▸ **INSTRUCTIONS TO FOLLOW**: Print out the data below in full and exactly, skipping the pictures.

▸ **MATERIAL FOR THIS EXERCISE**:
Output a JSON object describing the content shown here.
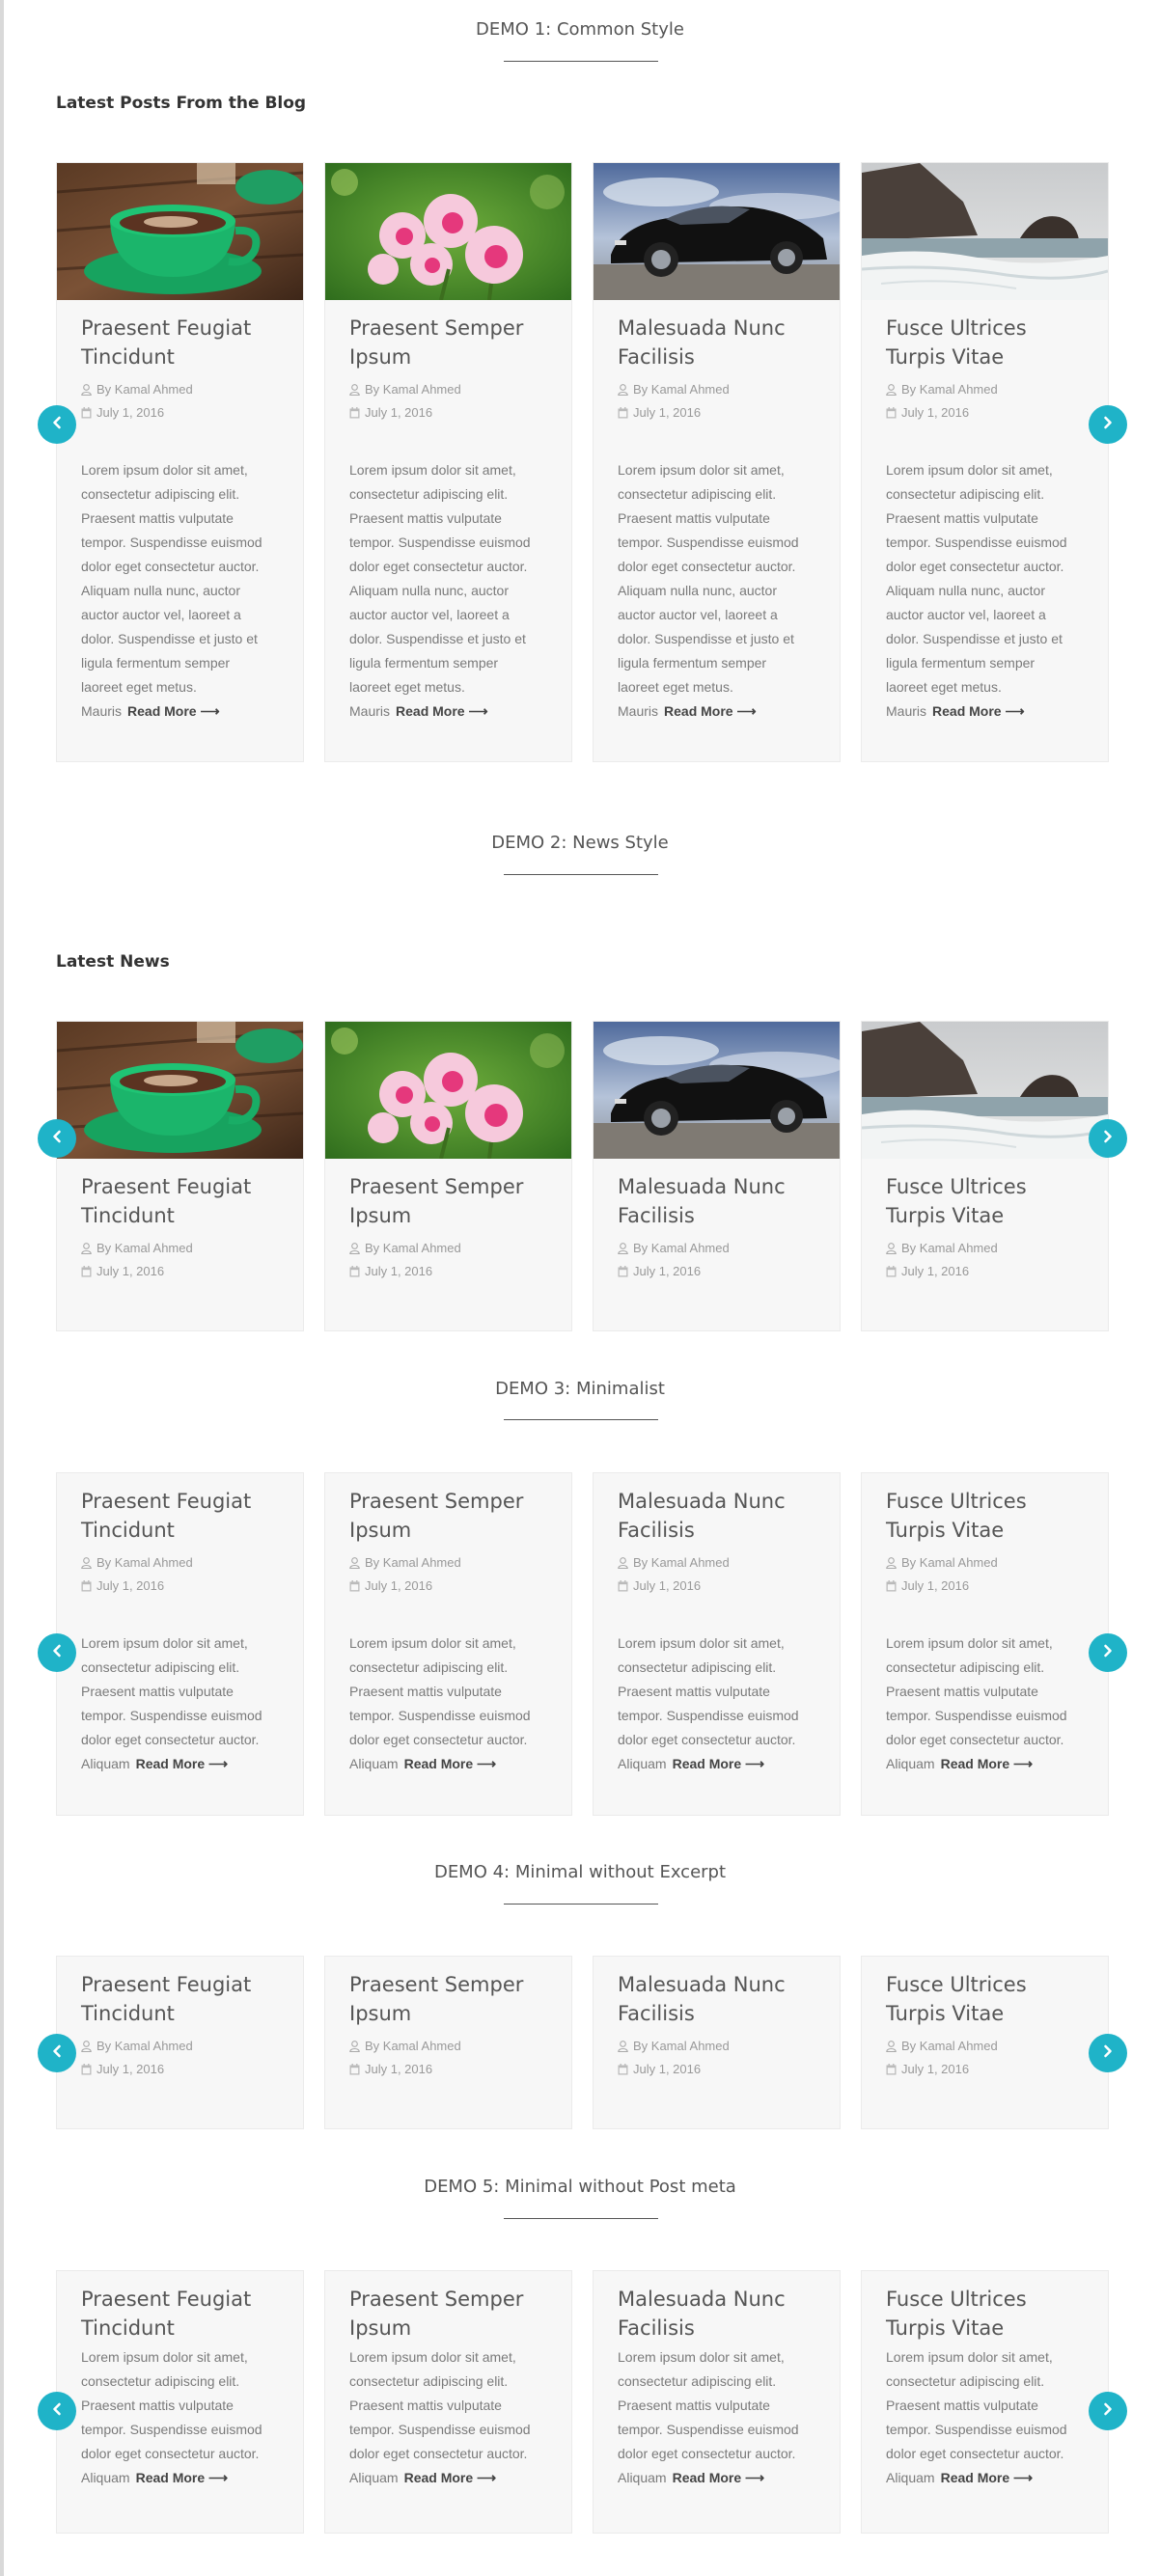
{
  "demos": [
    {
      "title": "DEMO 1: Common Style",
      "section_label": "Latest Posts From the Blog"
    },
    {
      "title": "DEMO 2: News Style",
      "section_label": "Latest News"
    },
    {
      "title": "DEMO 3: Minimalist"
    },
    {
      "title": "DEMO 4: Minimal without Excerpt"
    },
    {
      "title": "DEMO 5: Minimal without Post meta"
    }
  ],
  "posts": [
    {
      "title_line1": "Praesent Feugiat",
      "title_line2": "Tincidunt",
      "image": "coffee-cup-photo"
    },
    {
      "title_line1": "Praesent Semper",
      "title_line2": "Ipsum",
      "image": "pink-flowers-photo"
    },
    {
      "title_line1": "Malesuada Nunc",
      "title_line2": "Facilisis",
      "image": "black-sports-car-photo"
    },
    {
      "title_line1": "Fusce Ultrices",
      "title_line2": "Turpis Vitae",
      "image": "sea-rocks-photo"
    }
  ],
  "meta": {
    "author": "By Kamal Ahmed",
    "date": "July 1, 2016"
  },
  "excerpt_long": [
    "Lorem ipsum dolor sit amet,",
    "consectetur adipiscing elit.",
    "Praesent mattis vulputate",
    "tempor. Suspendisse euismod",
    "dolor eget consectetur auctor.",
    "Aliquam nulla nunc, auctor",
    "auctor auctor vel, laoreet a",
    "dolor. Suspendisse et justo et",
    "ligula fermentum semper",
    "laoreet eget metus."
  ],
  "excerpt_long_tail": "Mauris",
  "excerpt_short": [
    "Lorem ipsum dolor sit amet,",
    "consectetur adipiscing elit.",
    "Praesent mattis vulputate",
    "tempor. Suspendisse euismod",
    "dolor eget consectetur auctor."
  ],
  "excerpt_short_tail": "Aliquam",
  "read_more": "Read More ⟶",
  "nav": {
    "prev_icon": "chevron-left-icon",
    "next_icon": "chevron-right-icon"
  },
  "colors": {
    "accent": "#1fb3c8",
    "card_bg": "#f7f7f7"
  }
}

▸ **EXERCISE RESPONSE**:
Output a JSON object describing the content shown here.
{
  "demos": [
    {
      "title": "DEMO 1: Common Style",
      "section_label": "Latest Posts From the Blog"
    },
    {
      "title": "DEMO 2: News Style",
      "section_label": "Latest News"
    },
    {
      "title": "DEMO 3: Minimalist"
    },
    {
      "title": "DEMO 4: Minimal without Excerpt"
    },
    {
      "title": "DEMO 5: Minimal without Post meta"
    }
  ],
  "posts": [
    {
      "title_line1": "Praesent Feugiat",
      "title_line2": "Tincidunt",
      "image": "coffee-cup-photo"
    },
    {
      "title_line1": "Praesent Semper",
      "title_line2": "Ipsum",
      "image": "pink-flowers-photo"
    },
    {
      "title_line1": "Malesuada Nunc",
      "title_line2": "Facilisis",
      "image": "black-sports-car-photo"
    },
    {
      "title_line1": "Fusce Ultrices",
      "title_line2": "Turpis Vitae",
      "image": "sea-rocks-photo"
    }
  ],
  "meta": {
    "author": "By Kamal Ahmed",
    "date": "July 1, 2016"
  },
  "excerpt_long": [
    "Lorem ipsum dolor sit amet,",
    "consectetur adipiscing elit.",
    "Praesent mattis vulputate",
    "tempor. Suspendisse euismod",
    "dolor eget consectetur auctor.",
    "Aliquam nulla nunc, auctor",
    "auctor auctor vel, laoreet a",
    "dolor. Suspendisse et justo et",
    "ligula fermentum semper",
    "laoreet eget metus."
  ],
  "excerpt_long_tail": "Mauris",
  "excerpt_short": [
    "Lorem ipsum dolor sit amet,",
    "consectetur adipiscing elit.",
    "Praesent mattis vulputate",
    "tempor. Suspendisse euismod",
    "dolor eget consectetur auctor."
  ],
  "excerpt_short_tail": "Aliquam",
  "read_more": "Read More ⟶",
  "nav": {
    "prev_icon": "chevron-left-icon",
    "next_icon": "chevron-right-icon"
  },
  "colors": {
    "accent": "#1fb3c8",
    "card_bg": "#f7f7f7"
  }
}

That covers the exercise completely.